That’s all we know of this couple until they show up again in verse 18, when Paul decides that, on the next leg of his missionary journey, he wants to invite Priscilla & Aquila to join him. Note how quickly it goes from meeting Aquila (and oh, by the way, his wife), to: Paul enlisting Priscilla & Aquila as fellow missionaries. In a casual but clear inversion of names, Luke is making a point: Paul is taking Priscilla and Aquila along as partners in the work. And by the end of the chapter, Priscilla & Aquila are teaching a guy named Apollos; together, they are sharing the way of Jesus and mentoring a new disciple.

And that’s it. That’s all we learn of this couple in the book of Acts. But they do show up 3 other times in the New Testament — with all 3 passages easy-to-overlook if we’re not paying attention. In 1 Corinthians 16.19, Paul mentions that Aquila & Priscilla have a church meeting in their home. In 2 Timothy 4.19, Paul sends them greetings.

Finally, the 2 show up in Romans 16. It’s a fascinating chapter; again, full of names easy to overlook. But each name — each person — has meaning to Paul. The chapter begins with Paul vouching for Phoebe, a woman Paul calls a deacon, and who is apparently delivering the letter of Romans. (By the way, in ancient times, delivering a letter wasn’t a postal duty; it also had an explanatory role, as well. Phoebe was likely the one Paul entrusted to read Romans and communicate its message to the gathering of the church in Rome.)

And after Phoebe, Paul then starts saying ‘hello’ to his friends and co-workers in Rome. And the first ones he thinks of to greet are Priscilla & Aquila, calling them “my fellow workers in Christ Jesus.” Later, Paul will use that same term to describe Timothy (Romans 16.21), and elsewhere, Titus (2 Corinthians 8.23), along with Mark & Luke (Philemon 24). Paul references Apollos (the same one Priscilla & Aquila taught) as a fellow worker (1 Corinthians 3.9). In Philippi, Paul mentions Euodia & Syntyche, calling them “my fellow workers,” describing how these women have struggled with him in the cause of the gospel (Philippians 4.3).

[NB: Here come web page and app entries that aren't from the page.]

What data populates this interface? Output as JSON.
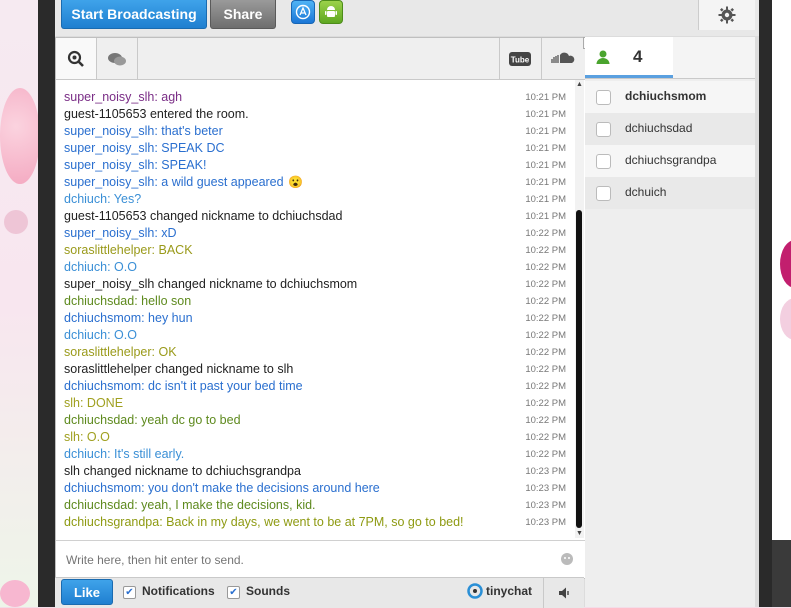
{
  "colors": {
    "accent_blue": "#1f7fd0",
    "guest_text": "#222222",
    "super_noisy_slh": "#7a2d86",
    "super_noisy_slh_blue": "#2a6fcf",
    "dchiuch": "#3a8fd6",
    "soraslittlehelper": "#9a9a1a",
    "dchiuchsdad": "#5e8a1e",
    "dchiuchsmom": "#2a6fcf",
    "slh": "#a0a020",
    "dchiuchsgrandpa": "#8e9a12"
  },
  "topbar": {
    "broadcast_label": "Start Broadcasting",
    "share_label": "Share",
    "apps": [
      "app-store-icon",
      "android-icon"
    ],
    "settings_icon": "gear-icon"
  },
  "chat_tabs": {
    "left": [
      "search-icon",
      "camera-icon"
    ],
    "right": [
      "youtube-icon",
      "soundcloud-icon"
    ],
    "youtube_label": "You Tube"
  },
  "messages": [
    {
      "text": "super_noisy_slh: agh",
      "time": "10:21 PM",
      "color": "#7a2d86"
    },
    {
      "text": "guest-1105653 entered the room.",
      "time": "10:21 PM",
      "color": "#222222"
    },
    {
      "text": "super_noisy_slh: that's beter",
      "time": "10:21 PM",
      "color": "#2a6fcf"
    },
    {
      "text": "super_noisy_slh: SPEAK DC",
      "time": "10:21 PM",
      "color": "#2a6fcf"
    },
    {
      "text": "super_noisy_slh: SPEAK!",
      "time": "10:21 PM",
      "color": "#2a6fcf"
    },
    {
      "text": "super_noisy_slh: a wild guest appeared",
      "time": "10:21 PM",
      "color": "#2a6fcf",
      "emoji": "😮"
    },
    {
      "text": "dchiuch: Yes?",
      "time": "10:21 PM",
      "color": "#3a8fd6"
    },
    {
      "text": "guest-1105653 changed nickname to dchiuchsdad",
      "time": "10:21 PM",
      "color": "#222222"
    },
    {
      "text": "super_noisy_slh: xD",
      "time": "10:22 PM",
      "color": "#2a6fcf"
    },
    {
      "text": "soraslittlehelper: BACK",
      "time": "10:22 PM",
      "color": "#9a9a1a"
    },
    {
      "text": "dchiuch: O.O",
      "time": "10:22 PM",
      "color": "#3a8fd6"
    },
    {
      "text": "super_noisy_slh changed nickname to dchiuchsmom",
      "time": "10:22 PM",
      "color": "#222222"
    },
    {
      "text": "dchiuchsdad: hello son",
      "time": "10:22 PM",
      "color": "#5e8a1e"
    },
    {
      "text": "dchiuchsmom: hey hun",
      "time": "10:22 PM",
      "color": "#2a6fcf"
    },
    {
      "text": "dchiuch: O.O",
      "time": "10:22 PM",
      "color": "#3a8fd6"
    },
    {
      "text": "soraslittlehelper: OK",
      "time": "10:22 PM",
      "color": "#9a9a1a"
    },
    {
      "text": "soraslittlehelper changed nickname to slh",
      "time": "10:22 PM",
      "color": "#222222"
    },
    {
      "text": "dchiuchsmom: dc isn't it past your bed time",
      "time": "10:22 PM",
      "color": "#2a6fcf"
    },
    {
      "text": "slh: DONE",
      "time": "10:22 PM",
      "color": "#a0a020"
    },
    {
      "text": "dchiuchsdad: yeah dc go to bed",
      "time": "10:22 PM",
      "color": "#5e8a1e"
    },
    {
      "text": "slh: O.O",
      "time": "10:22 PM",
      "color": "#a0a020"
    },
    {
      "text": "dchiuch: It's still early.",
      "time": "10:22 PM",
      "color": "#3a8fd6"
    },
    {
      "text": "slh changed nickname to dchiuchsgrandpa",
      "time": "10:23 PM",
      "color": "#222222"
    },
    {
      "text": "dchiuchsmom: you don't make the decisions around here",
      "time": "10:23 PM",
      "color": "#2a6fcf"
    },
    {
      "text": "dchiuchsdad: yeah, I make the decisions, kid.",
      "time": "10:23 PM",
      "color": "#5e8a1e"
    },
    {
      "text": "dchiuchsgrandpa: Back in my days, we went to be at 7PM, so go to bed!",
      "time": "10:23 PM",
      "color": "#8e9a12"
    }
  ],
  "input": {
    "placeholder": "Write here, then hit enter to send."
  },
  "bottombar": {
    "like_label": "Like",
    "notifications_label": "Notifications",
    "sounds_label": "Sounds",
    "brand_label": "tinychat",
    "notifications_checked": true,
    "sounds_checked": true
  },
  "userlist": {
    "count": "4",
    "users": [
      {
        "name": "dchiuchsmom",
        "bold": true
      },
      {
        "name": "dchiuchsdad",
        "bold": false
      },
      {
        "name": "dchiuchsgrandpa",
        "bold": false
      },
      {
        "name": "dchuich",
        "bold": false
      }
    ]
  }
}
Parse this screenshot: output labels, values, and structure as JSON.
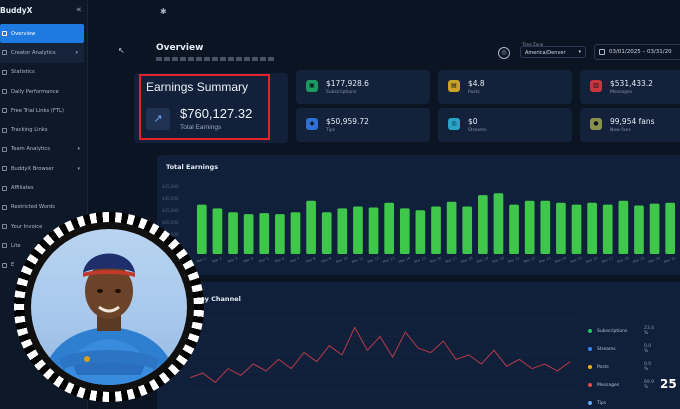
{
  "sidebar": {
    "brand": "BuddyX",
    "collapse_icon": "«",
    "items": [
      {
        "label": "Overview",
        "active": true
      },
      {
        "label": "Creator Analytics",
        "group": true
      },
      {
        "label": "Statistics"
      },
      {
        "label": "Daily Performance"
      },
      {
        "label": "Free Trial Links (FTL)"
      },
      {
        "label": "Tracking Links"
      },
      {
        "label": "Team Analytics"
      },
      {
        "label": "BuddyX Browser"
      },
      {
        "label": "Affiliates"
      },
      {
        "label": "Restricted Words"
      },
      {
        "label": "Your Invoice"
      },
      {
        "label": "Lite"
      },
      {
        "label": "E"
      }
    ]
  },
  "header": {
    "title": "Overview",
    "timezone_label": "Time Zone",
    "timezone_value": "America/Denver",
    "date_range": "03/01/2025 – 03/31/20"
  },
  "earnings_summary": {
    "title": "Earnings Summary",
    "value": "$760,127.32",
    "label": "Total Earnings"
  },
  "stats": [
    {
      "value": "$177,928.6",
      "label": "Subscriptions",
      "color": "#1b9b5f"
    },
    {
      "value": "$4.8",
      "label": "Posts",
      "color": "#c9a227"
    },
    {
      "value": "$531,433.2",
      "label": "Messages",
      "color": "#c9353a"
    },
    {
      "value": "$50,959.72",
      "label": "Tips",
      "color": "#2f6fd6"
    },
    {
      "value": "$0",
      "label": "Streams",
      "color": "#2aa3c9"
    },
    {
      "value": "99,954 fans",
      "label": "New fans",
      "color": "#8a8f4a"
    }
  ],
  "total_earnings": {
    "title": "Total Earnings"
  },
  "channel": {
    "title": "by Channel",
    "legend": [
      {
        "name": "Subscriptions",
        "pct": "23.4 %",
        "color": "#22c55e"
      },
      {
        "name": "Streams",
        "pct": "0.0 %",
        "color": "#3b82f6"
      },
      {
        "name": "Posts",
        "pct": "0.0 %",
        "color": "#eab308"
      },
      {
        "name": "Messages",
        "pct": "69.9 %",
        "color": "#ef4444"
      },
      {
        "name": "Tips",
        "pct": "",
        "color": "#60a5fa"
      }
    ]
  },
  "chart_data": [
    {
      "type": "bar",
      "title": "Total Earnings",
      "ylim": [
        0,
        40000
      ],
      "yticks": [
        "$35,000",
        "$30,000",
        "$25,000",
        "$20,000",
        "$15,000",
        "$10,000"
      ],
      "categories": [
        "Mar 1",
        "Mar 2",
        "Mar 3",
        "Mar 4",
        "Mar 5",
        "Mar 6",
        "Mar 7",
        "Mar 8",
        "Mar 9",
        "Mar 10",
        "Mar 11",
        "Mar 12",
        "Mar 13",
        "Mar 14",
        "Mar 15",
        "Mar 16",
        "Mar 17",
        "Mar 18",
        "Mar 19",
        "Mar 20",
        "Mar 21",
        "Mar 22",
        "Mar 23",
        "Mar 24",
        "Mar 25",
        "Mar 26",
        "Mar 27",
        "Mar 28",
        "Mar 29",
        "Mar 30",
        "Mar 31"
      ],
      "values": [
        26000,
        24000,
        22000,
        21000,
        21500,
        21000,
        22000,
        28000,
        22000,
        24000,
        25000,
        24500,
        27000,
        24000,
        23000,
        25000,
        27500,
        25000,
        31000,
        32000,
        26000,
        28000,
        28000,
        27000,
        26000,
        27000,
        26000,
        28000,
        25500,
        26500,
        27000
      ],
      "bar_color": "#3ec74a"
    },
    {
      "type": "line",
      "title": "by Channel",
      "x": [
        1,
        2,
        3,
        4,
        5,
        6,
        7,
        8,
        9,
        10,
        11,
        12,
        13,
        14,
        15,
        16,
        17,
        18,
        19,
        20,
        21,
        22,
        23,
        24,
        25,
        26,
        27,
        28,
        29,
        30,
        31
      ],
      "series": [
        {
          "name": "Messages",
          "values": [
            8,
            10,
            6,
            12,
            9,
            14,
            11,
            16,
            12,
            19,
            15,
            22,
            18,
            30,
            20,
            26,
            17,
            28,
            21,
            19,
            24,
            16,
            18,
            14,
            20,
            13,
            16,
            12,
            14,
            11,
            15
          ],
          "color": "#b83a46"
        }
      ],
      "ylim": [
        0,
        35
      ]
    }
  ],
  "badge": "25"
}
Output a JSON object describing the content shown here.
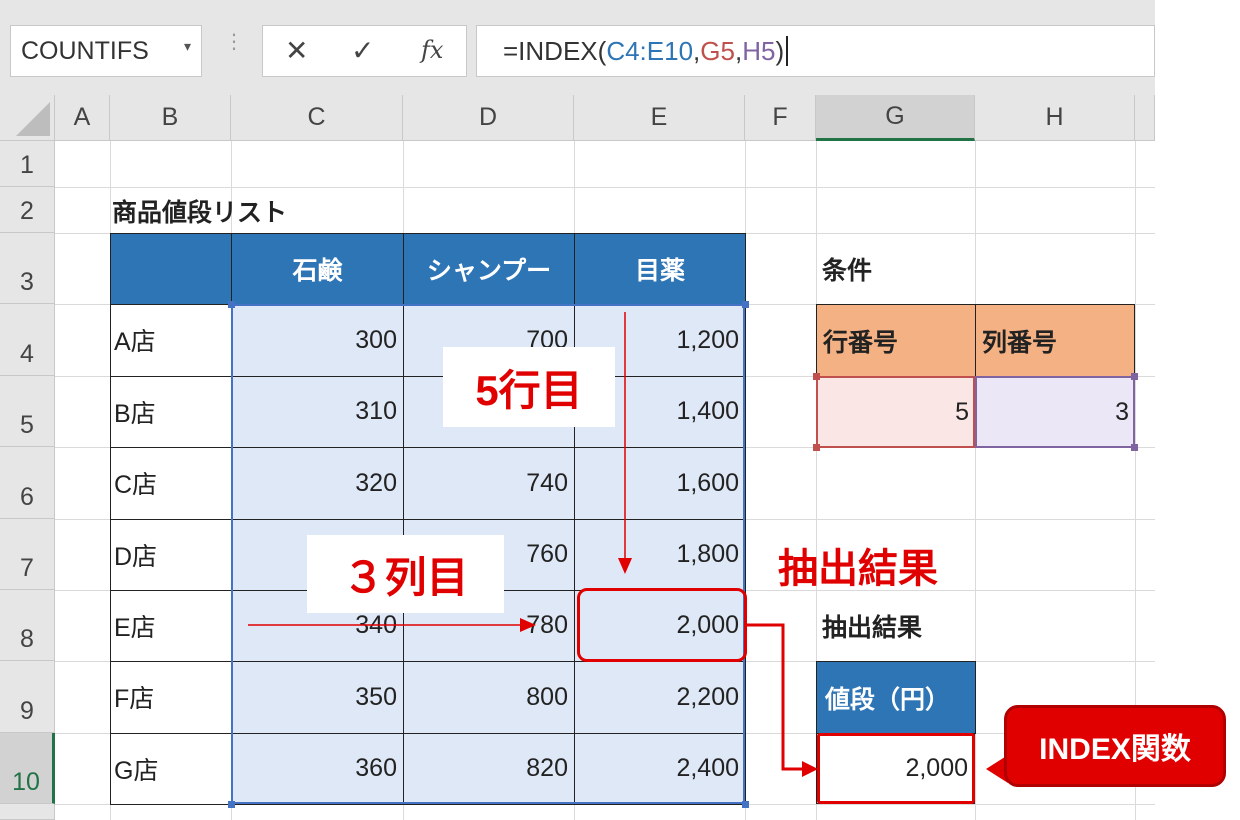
{
  "formula_bar": {
    "name_box": "COUNTIFS",
    "name_box_dropdown": "▾",
    "cancel_icon": "✕",
    "enter_icon": "✓",
    "fx_label": "fx",
    "formula_prefix": "=INDEX(",
    "formula_arg1": "C4:E10",
    "formula_comma1": ",",
    "formula_arg2": "G5",
    "formula_comma2": ",",
    "formula_arg3": "H5",
    "formula_suffix": ")"
  },
  "columns": [
    "A",
    "B",
    "C",
    "D",
    "E",
    "F",
    "G",
    "H"
  ],
  "rows": [
    "1",
    "2",
    "3",
    "4",
    "5",
    "6",
    "7",
    "8",
    "9",
    "10"
  ],
  "sheet": {
    "list_title": "商品値段リスト",
    "table_headers": [
      "石鹸",
      "シャンプー",
      "目薬"
    ],
    "table_rows": [
      {
        "store": "A店",
        "values": [
          "300",
          "700",
          "1,200"
        ]
      },
      {
        "store": "B店",
        "values": [
          "310",
          "",
          "1,400"
        ]
      },
      {
        "store": "C店",
        "values": [
          "320",
          "740",
          "1,600"
        ]
      },
      {
        "store": "D店",
        "values": [
          "",
          "760",
          "1,800"
        ]
      },
      {
        "store": "E店",
        "values": [
          "340",
          "780",
          "2,000"
        ]
      },
      {
        "store": "F店",
        "values": [
          "350",
          "800",
          "2,200"
        ]
      },
      {
        "store": "G店",
        "values": [
          "360",
          "820",
          "2,400"
        ]
      }
    ],
    "condition_label": "条件",
    "row_number_header": "行番号",
    "col_number_header": "列番号",
    "row_number_value": "5",
    "col_number_value": "3",
    "result_label": "抽出結果",
    "price_header": "値段（円）",
    "result_value": "2,000"
  },
  "annotations": {
    "row_label": "5行目",
    "col_label": "３列目",
    "result_title": "抽出結果",
    "callout": "INDEX関数"
  },
  "colors": {
    "header_blue": "#2e75b6",
    "orange_header": "#f4b183",
    "highlight_red": "#e00000",
    "excel_green": "#217346",
    "formula_blue": "#2e75b6",
    "formula_red": "#c0504d",
    "formula_purple": "#8064a2"
  }
}
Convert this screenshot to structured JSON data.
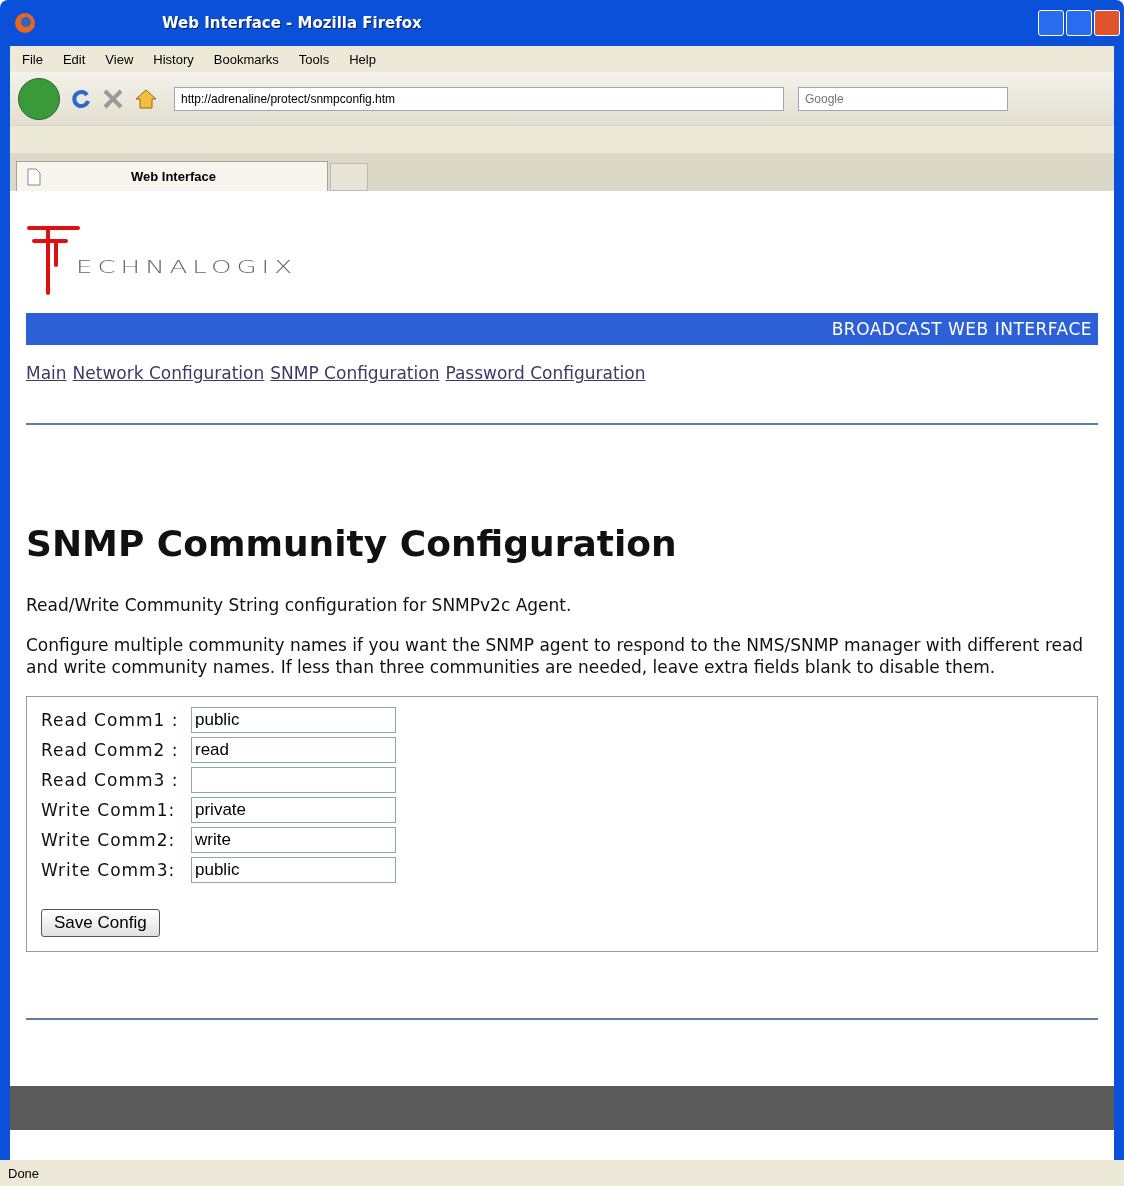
{
  "window": {
    "title": "Web Interface - Mozilla Firefox"
  },
  "menu": [
    "File",
    "Edit",
    "View",
    "History",
    "Bookmarks",
    "Tools",
    "Help"
  ],
  "address": {
    "value": "http://adrenaline/protect/snmpconfig.htm"
  },
  "search": {
    "placeholder": "Google"
  },
  "tabs": [
    {
      "label": "Web Interface",
      "selected": true
    }
  ],
  "page": {
    "logo": "ECHNALOGIX",
    "banner": "BROADCAST WEB INTERFACE",
    "nav": [
      "Main",
      "Network Configuration",
      "SNMP Configuration",
      "Password Configuration"
    ],
    "heading": "SNMP Community Configuration",
    "intro": "Read/Write Community String configuration for SNMPv2c Agent.",
    "description": "Configure multiple community names if you want the SNMP agent to respond to the NMS/SNMP manager with different read and write community names. If less than three communities are needed, leave extra fields blank to disable them.",
    "fields": [
      {
        "label": "Read Comm1 :",
        "value": "public"
      },
      {
        "label": "Read Comm2 :",
        "value": "read"
      },
      {
        "label": "Read Comm3 :"
      },
      {
        "label": "Write Comm1:",
        "value": "private"
      },
      {
        "label": "Write Comm2:",
        "value": "write"
      },
      {
        "label": "Write Comm3:",
        "value": "public"
      }
    ],
    "button": "Save Config"
  },
  "status_bar": "Done"
}
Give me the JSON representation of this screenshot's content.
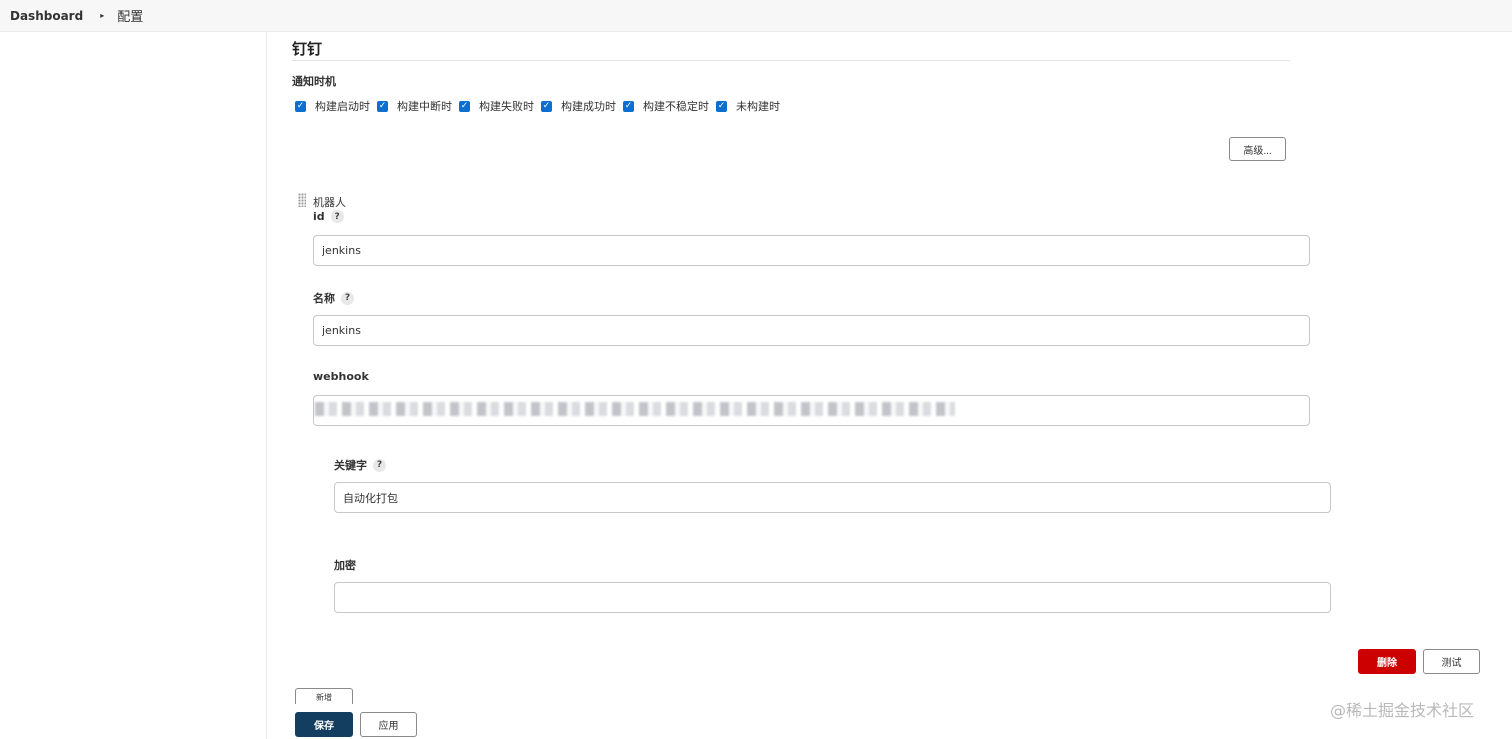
{
  "breadcrumb": {
    "root": "Dashboard",
    "separator": "▸",
    "current": "配置"
  },
  "section": {
    "title": "钉钉",
    "notify_label": "通知时机"
  },
  "notify_options": [
    {
      "label": "构建启动时",
      "checked": true
    },
    {
      "label": "构建中断时",
      "checked": true
    },
    {
      "label": "构建失败时",
      "checked": true
    },
    {
      "label": "构建成功时",
      "checked": true
    },
    {
      "label": "构建不稳定时",
      "checked": true
    },
    {
      "label": "未构建时",
      "checked": true
    }
  ],
  "advanced_button": "高级...",
  "robot": {
    "label": "机器人",
    "id_label": "id",
    "id_value": "jenkins",
    "name_label": "名称",
    "name_value": "jenkins",
    "webhook_label": "webhook",
    "webhook_value": "",
    "keyword_label": "关键字",
    "keyword_value": "自动化打包",
    "secret_label": "加密",
    "secret_value": ""
  },
  "help_glyph": "?",
  "buttons": {
    "delete": "删除",
    "test": "测试",
    "add": "新增",
    "save": "保存",
    "apply": "应用"
  },
  "watermark": "@稀土掘金技术社区",
  "colors": {
    "checkbox": "#0b6fd1",
    "delete": "#cc0000",
    "save": "#143e60"
  }
}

All of this to say: Paul uses “my fellow worker” to describe, not simply folks who hang around with him, but who are a vital part of his ministry — men and women who are working alongside him in the spreading of the good news of Jesus Christ.

In other words, they are fulfilling the very words Joel spoke about and Peter preached about. This new work of God, from its very first days, was intended to be a family where all people of all backgrounds used their gifts and talents to share and speak and serve in a way that brings glory to Jesus.

So, the challenge, as I see it, for any church that strives to be an Acts 2 church; a New Testament church, is this: How can we be a place where everyone is invited to be changed and transformed by Jesus? And how can we be a family where everyone is then encouraged, equipped, and fully unleashed to use their gifts?